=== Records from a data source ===
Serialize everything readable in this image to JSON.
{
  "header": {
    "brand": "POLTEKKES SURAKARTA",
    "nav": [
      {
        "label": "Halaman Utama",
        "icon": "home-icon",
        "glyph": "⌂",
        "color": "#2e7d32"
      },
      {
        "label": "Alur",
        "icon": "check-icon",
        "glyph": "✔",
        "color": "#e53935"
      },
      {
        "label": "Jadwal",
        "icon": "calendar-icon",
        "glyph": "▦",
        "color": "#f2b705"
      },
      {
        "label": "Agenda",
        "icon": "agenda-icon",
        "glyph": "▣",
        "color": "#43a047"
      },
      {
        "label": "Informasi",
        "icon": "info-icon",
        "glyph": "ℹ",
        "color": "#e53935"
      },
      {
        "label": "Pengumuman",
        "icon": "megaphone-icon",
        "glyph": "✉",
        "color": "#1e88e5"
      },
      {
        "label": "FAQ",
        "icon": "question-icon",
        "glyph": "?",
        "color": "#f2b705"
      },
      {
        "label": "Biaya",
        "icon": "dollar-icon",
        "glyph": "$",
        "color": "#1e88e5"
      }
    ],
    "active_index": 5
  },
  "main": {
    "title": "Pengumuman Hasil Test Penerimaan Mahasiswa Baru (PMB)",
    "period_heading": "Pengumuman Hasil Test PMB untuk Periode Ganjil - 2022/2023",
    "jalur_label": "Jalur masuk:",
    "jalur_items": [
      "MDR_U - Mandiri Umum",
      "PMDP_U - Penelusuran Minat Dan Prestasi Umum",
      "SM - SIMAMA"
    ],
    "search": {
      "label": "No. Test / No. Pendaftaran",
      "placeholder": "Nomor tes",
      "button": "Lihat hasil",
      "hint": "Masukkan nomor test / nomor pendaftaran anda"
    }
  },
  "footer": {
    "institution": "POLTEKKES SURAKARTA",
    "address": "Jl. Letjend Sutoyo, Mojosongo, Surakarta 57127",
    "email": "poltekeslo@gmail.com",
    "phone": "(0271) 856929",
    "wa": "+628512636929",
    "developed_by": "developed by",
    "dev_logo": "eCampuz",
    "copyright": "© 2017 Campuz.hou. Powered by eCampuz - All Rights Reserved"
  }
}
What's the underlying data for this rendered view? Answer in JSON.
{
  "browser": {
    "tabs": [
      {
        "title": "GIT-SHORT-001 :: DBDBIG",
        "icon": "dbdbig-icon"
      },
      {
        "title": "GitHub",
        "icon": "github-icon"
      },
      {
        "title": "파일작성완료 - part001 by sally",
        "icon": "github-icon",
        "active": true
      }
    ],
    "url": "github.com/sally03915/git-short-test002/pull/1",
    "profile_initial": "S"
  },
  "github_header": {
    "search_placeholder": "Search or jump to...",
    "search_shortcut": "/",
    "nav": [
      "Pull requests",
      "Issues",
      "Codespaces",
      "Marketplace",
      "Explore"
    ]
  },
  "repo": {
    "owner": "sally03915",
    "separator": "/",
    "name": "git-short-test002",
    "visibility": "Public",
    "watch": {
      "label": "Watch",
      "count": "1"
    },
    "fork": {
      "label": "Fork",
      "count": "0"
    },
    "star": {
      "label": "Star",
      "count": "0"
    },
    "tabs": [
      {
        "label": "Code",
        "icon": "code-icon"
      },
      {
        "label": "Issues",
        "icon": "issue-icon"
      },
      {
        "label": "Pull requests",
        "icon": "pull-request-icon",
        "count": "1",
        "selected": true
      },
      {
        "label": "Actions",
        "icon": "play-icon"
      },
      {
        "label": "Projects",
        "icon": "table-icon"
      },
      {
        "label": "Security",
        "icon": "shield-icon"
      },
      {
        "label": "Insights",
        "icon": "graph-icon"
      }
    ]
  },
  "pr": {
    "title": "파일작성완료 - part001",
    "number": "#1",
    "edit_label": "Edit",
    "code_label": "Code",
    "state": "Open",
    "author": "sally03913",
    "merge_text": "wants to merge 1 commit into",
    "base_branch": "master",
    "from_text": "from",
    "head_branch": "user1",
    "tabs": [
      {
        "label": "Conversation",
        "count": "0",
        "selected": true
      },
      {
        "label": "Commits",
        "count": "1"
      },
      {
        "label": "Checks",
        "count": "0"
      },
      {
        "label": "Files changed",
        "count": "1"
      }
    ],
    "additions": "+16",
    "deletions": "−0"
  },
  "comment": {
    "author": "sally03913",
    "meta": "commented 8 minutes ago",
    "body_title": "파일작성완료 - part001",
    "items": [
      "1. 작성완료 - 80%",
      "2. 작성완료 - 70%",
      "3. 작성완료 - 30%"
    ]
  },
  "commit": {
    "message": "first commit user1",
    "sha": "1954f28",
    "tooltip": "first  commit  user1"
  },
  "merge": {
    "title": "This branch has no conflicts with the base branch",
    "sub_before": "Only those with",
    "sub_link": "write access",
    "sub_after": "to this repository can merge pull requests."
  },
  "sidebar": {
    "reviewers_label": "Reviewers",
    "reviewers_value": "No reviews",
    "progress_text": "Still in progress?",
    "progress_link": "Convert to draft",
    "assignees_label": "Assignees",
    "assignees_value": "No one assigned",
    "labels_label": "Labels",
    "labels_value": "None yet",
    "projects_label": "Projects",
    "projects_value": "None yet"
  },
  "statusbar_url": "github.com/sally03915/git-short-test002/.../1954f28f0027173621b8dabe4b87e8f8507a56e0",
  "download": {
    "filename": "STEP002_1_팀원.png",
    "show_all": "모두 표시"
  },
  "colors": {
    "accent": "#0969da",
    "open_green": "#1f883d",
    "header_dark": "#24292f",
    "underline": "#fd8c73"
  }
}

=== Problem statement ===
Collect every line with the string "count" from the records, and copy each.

=== Answer for the task ===
      "count": "1"
      "count": "0"
      "count": "0"
        "count": "1",
        "count": "0",
        "count": "1"
        "count": "0"
        "count": "1"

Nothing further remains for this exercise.